Finally the wind blew and lift was good at the PSSA event on the Lleyn Peninsula over the wekend of the 13th and 14th August 2016. The June event was marred by zero lift, so to be welcome with a Westerly 10 to 20mph smooth sea breeze overlooking Hell’s Mouth was a bonus.
We arrived to sun and a smooth breeze at the telephone box as usual. Phil directed us to Annie’s place which is the best slope with good accessibility. We duly paid our £3 dues – £2 to park and £1 towards the marvellous prizes – wine and the Alan Hulme memorial trophy which was donated by his family in his honour, this being the 30th Anniversary of its foundation in 1986.
It was a good turn out, with people travelling from all over the country and some local Welsh visitors from the Lleyn club.
On the edge I recorded the wind speed at 15mph, which was ideal for most of my PSS models but not all. Over 25 and the Red Arrows Hawk would get a showing. Phil Cooke tried to launch his Tornado but there was not quite enough for it, so, although my twin Tornado was assembled, it stayed on the ground. Steve Mclaren, however, flew his lighter version most effectively.
There were a gaggle of Jet Provosts which seemed to fly at some speed in most conditions, Chris Barlow (black and yellow one), John Hay (traditional red and white), Tom Cooke (silver and yellow), Steve McLaren (red and white), me (orange and silver). The collection was no wonder bearing in mind that it was the model chosen for the Mass Build 2 years ago.
The star model of the event was Andy Meade’s Vulcan which he had bought part built from a deceased modeller. It had flaps, airbrakes, as well as the usual ailerons. It occupied all of his channels and used some complex channel mixing.
It was maiden launched to a round of applause. The camouflage finish stood out nicely against the sky, and the true to scale appearance was most effective. Andy had finished it off to look splendid. You would be hard pressed to detect it from the real thing at a distance. There are, now, of course, a squadron of Vulcans of all shapes and sizes, particularly after Mark Kettle has kitted an EPO version.
Tim Mackey brought along a converted Spitfire of around 6 foot wingspan, which was designed for power use, but instead of a motor had 2 lipos up front, which were used to power the 3 Amp guzzling sound system. Pilots on the ground were seen ducking for cover as noises sounding like the engine, guns, and other miscellaneous noises came out of the fuselage sides. No wonder itwon best flown piston driven aircraft and a bottle of red wine.
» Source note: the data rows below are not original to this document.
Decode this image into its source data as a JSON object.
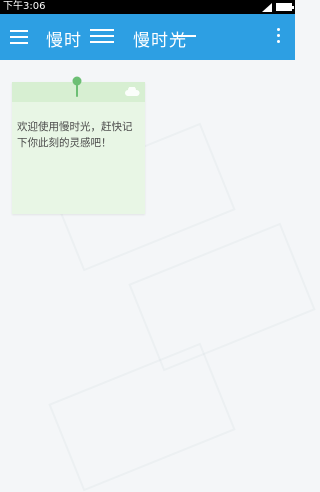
{
  "status_bar": {
    "time": "下午3:06"
  },
  "app_bar": {
    "title_left": "慢时",
    "title_right": "慢时光"
  },
  "note": {
    "text": "欢迎使用慢时光，赶快记下你此刻的灵感吧！"
  },
  "colors": {
    "primary": "#2d9fe3",
    "note_background": "#e8f6e5",
    "note_header": "#d7efd2",
    "pin": "#6cbf74"
  },
  "icons": {
    "menu": "menu-icon",
    "overflow": "more-vert-icon",
    "pin": "pin-icon",
    "cloud": "cloud-icon"
  }
}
In a fit of previousness (new word), I brought along my A4 Skyhawk to try out on a decent slope. My only previous flight was on the Leek slopes when the wind was off the slope. It flew but not effectively. This time I had added one of Andy Meade’s fuel probes, so it was set to go. Andy Meade launched it for me most effectively, into the breeze. It soared away and beat up and down most effectively, and at some pace. I would say it would keep up with the Jet Provosts. The jet outlet painted orange looked effective in the sun, and I was well chuffed with it. I had begun to think it was one of those models that you could only fly in limited conditions but I was wrong. It rolls amazingly well
So imagine my surprise when I won “Best Flown Jet Powered Model” and a bottle of wine. Andy took the Alan Hulme Trophy for best model of the weekend, as well as a signed line drawing with the signatures of the engineers.
Today will not be anything to write home about because the wind is light and variable as we enter a zone of high pressure weather. Good for the beach visitors, but not for us.